Aim of the task ::
Pull every line of the entries that has the word "true".

Data provided ::
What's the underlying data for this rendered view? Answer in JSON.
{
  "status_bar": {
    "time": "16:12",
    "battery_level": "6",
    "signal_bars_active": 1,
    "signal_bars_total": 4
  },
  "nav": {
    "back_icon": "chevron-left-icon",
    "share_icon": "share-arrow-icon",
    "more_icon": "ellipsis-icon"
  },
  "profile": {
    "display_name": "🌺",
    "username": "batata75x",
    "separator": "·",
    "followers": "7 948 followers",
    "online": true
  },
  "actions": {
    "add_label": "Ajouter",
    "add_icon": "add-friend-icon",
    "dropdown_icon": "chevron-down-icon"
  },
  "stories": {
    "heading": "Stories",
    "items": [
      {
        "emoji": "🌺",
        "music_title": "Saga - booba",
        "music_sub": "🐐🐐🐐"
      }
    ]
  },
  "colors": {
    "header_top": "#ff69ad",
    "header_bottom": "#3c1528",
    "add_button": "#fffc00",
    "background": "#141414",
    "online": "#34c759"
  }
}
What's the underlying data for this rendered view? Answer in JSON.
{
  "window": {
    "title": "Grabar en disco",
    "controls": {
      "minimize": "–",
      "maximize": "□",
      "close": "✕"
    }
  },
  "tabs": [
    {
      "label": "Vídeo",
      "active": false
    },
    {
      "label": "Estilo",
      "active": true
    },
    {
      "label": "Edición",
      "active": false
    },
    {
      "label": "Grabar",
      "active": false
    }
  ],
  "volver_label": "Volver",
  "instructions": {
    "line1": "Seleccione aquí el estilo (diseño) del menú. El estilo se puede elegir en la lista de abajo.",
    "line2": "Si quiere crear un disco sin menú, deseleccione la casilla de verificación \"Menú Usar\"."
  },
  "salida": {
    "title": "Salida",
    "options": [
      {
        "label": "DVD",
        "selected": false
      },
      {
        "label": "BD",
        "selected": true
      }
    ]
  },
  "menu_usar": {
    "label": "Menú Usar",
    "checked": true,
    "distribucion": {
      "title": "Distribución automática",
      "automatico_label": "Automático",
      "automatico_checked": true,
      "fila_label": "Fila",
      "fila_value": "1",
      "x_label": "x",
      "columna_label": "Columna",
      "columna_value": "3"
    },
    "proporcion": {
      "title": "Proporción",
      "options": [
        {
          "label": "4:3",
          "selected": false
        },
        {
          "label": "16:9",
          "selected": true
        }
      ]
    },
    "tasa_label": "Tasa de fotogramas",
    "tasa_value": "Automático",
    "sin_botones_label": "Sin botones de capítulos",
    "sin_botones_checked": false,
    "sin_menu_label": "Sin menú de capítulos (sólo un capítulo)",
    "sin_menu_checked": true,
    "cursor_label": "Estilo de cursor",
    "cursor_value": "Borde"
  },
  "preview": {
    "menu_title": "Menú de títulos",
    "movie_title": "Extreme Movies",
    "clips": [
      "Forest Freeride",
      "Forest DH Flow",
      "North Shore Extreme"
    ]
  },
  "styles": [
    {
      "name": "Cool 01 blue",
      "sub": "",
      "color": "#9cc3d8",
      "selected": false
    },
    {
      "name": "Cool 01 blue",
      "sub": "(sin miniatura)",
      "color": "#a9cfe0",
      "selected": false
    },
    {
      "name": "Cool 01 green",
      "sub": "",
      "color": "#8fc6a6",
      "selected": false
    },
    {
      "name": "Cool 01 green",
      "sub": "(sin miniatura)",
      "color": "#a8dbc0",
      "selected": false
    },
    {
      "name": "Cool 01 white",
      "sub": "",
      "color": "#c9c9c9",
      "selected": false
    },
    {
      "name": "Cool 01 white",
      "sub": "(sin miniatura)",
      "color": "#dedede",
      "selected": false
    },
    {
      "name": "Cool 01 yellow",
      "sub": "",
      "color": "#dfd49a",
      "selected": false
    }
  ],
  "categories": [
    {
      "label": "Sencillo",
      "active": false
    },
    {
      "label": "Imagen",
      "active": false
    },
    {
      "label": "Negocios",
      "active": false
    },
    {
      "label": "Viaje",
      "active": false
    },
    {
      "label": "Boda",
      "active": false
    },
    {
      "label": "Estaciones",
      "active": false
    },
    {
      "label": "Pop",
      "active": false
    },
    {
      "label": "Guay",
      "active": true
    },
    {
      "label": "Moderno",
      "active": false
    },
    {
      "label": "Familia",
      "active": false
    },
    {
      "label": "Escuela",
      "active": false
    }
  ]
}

Answer below ::
    "online": true
      "active": true
        "selected": true
    "checked": true,
      "automatico_checked": true,
          "selected": true
    "sin_menu_checked": true,
      "active": true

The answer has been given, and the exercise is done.